Yoon’s sympathizing with Chung was particularly noteworthy, as he was retorting to Samsung chairman Lee Kun-hee on his bitter criticism of Chung’s proposal the other day. Minister Yoon must have been especially irked by Lee’s less than generous assessment of the overall economic performance of the current administration.
Lee’s comment on the profit-sharing idea put forward by Chung, now head of a presidential commission for shared growth of large and small businesses, was surprisingly bristled and even contemptuous.
“I grew up in an entrepreneurial family. I studied economics at school,” he said “But I have never heard of such a thing … I don’t know if it is a term used in a socialist state, capitalist state or communist state.”
Requested by a reporter to appraise the government’s economic policies, he said brusquely that the score was “not satisfactory, barely above the level of flunking.”
Chung’s reaction to Lee’s remarks was almost equally unreserved. He argued that one is not supposed to ignore something just because he had not found it in the books he read. Chung also asked Lee not to try to put his proposal into the ideological spectrum but make a productive approach toward it.
Watching this sharp exchange which invited divided opinions in support of either side, we regret that there have not been enough efforts to understand each other. Lee’s allusion to socialism and communism is touching a most sensitive element in Korea’s social debates while Chung also displayed certain academic arrogance as a former president of the nation’s most prestigious university. The lack of mutual respect is disappointing many spectators.
Chung asserts that businesses are already sharing profits beyond their targets with employees and executives in the form of bonuses and with shareholders through dividends. This sharing can be extended to include suppliers and subcontractors who have contributed to such profits. The shared profits may be spent on developing technologies, acquiring production equipment and stabilizing employment in the smaller firms, according to Chung.

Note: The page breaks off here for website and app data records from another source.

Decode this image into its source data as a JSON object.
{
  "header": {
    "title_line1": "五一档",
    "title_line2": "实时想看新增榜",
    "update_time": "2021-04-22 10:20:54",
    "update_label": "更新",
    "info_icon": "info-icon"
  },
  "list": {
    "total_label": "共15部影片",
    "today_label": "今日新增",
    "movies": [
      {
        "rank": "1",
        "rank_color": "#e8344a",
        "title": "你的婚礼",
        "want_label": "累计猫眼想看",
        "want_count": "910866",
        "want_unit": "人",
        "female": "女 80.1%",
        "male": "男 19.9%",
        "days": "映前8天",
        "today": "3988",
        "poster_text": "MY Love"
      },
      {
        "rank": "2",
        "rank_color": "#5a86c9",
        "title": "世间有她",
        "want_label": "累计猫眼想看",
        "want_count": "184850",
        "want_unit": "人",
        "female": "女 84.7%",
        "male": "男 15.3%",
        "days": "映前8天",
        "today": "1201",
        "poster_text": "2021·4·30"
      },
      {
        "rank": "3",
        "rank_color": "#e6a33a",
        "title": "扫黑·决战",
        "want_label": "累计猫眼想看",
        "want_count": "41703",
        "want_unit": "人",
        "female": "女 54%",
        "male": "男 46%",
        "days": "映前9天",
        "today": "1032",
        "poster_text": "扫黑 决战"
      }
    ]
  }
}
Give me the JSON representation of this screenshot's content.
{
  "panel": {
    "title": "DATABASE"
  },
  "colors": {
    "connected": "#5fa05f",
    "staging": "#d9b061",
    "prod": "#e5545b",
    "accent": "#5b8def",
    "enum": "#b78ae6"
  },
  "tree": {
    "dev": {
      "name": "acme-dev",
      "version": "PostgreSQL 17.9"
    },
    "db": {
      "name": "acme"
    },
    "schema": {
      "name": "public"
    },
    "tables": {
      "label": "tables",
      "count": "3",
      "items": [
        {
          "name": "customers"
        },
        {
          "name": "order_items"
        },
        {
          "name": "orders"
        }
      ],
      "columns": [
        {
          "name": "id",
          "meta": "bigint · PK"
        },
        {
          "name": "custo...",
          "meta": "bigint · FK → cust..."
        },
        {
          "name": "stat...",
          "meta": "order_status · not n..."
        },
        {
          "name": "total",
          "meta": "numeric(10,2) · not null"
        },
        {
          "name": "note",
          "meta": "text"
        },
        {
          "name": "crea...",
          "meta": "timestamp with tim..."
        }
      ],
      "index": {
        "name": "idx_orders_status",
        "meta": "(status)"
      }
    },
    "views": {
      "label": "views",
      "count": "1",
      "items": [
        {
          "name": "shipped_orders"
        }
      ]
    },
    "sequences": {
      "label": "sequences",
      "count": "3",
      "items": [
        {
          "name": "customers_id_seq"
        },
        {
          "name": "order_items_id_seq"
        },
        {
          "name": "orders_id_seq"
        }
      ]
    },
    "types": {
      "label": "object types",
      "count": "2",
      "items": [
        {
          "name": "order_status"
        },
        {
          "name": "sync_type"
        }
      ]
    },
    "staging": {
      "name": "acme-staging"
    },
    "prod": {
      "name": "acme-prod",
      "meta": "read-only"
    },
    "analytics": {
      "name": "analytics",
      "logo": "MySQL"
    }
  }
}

However, from the standpoint of Lee Kun-hee and other conglomerate operators, the whole concept sounds like opening an avenue for state intervention in private business. Furthermore, it restricts the rights of shareholders, who expect investment returns from the companies’ profits. Chung plans to launch a 15-member panel representing big corporations, small firms and academia next month to work out practical schemes to share profits. But few believe actual implementation will be possible in the foreseeable future.
Basically, Chung’s shared growth commission is an outgrowth of President Lee Myung-bak’s fair society philosophy which emphasizes “win-win relations” between larger and smaller businesses. Its establishment was widely seen as the conservative government’s move to the center for the cause of easing social polarization. Even within the ruling camp, Chung is seen as a potential alternative presidential candidate to represent the centrist force. Here is one reason for the apparent isolation of Chung in his shared growth mission, despite having the backing of the president.
Chung Un-chan, as a famed economist, must have a strong conviction in the goodness as well as necessity of profit sharing in the business world. But he has only two years to work on this Herculean task. His first job should be holding meaningful dialogues with the Samsung chairman and other conglomerate leaders.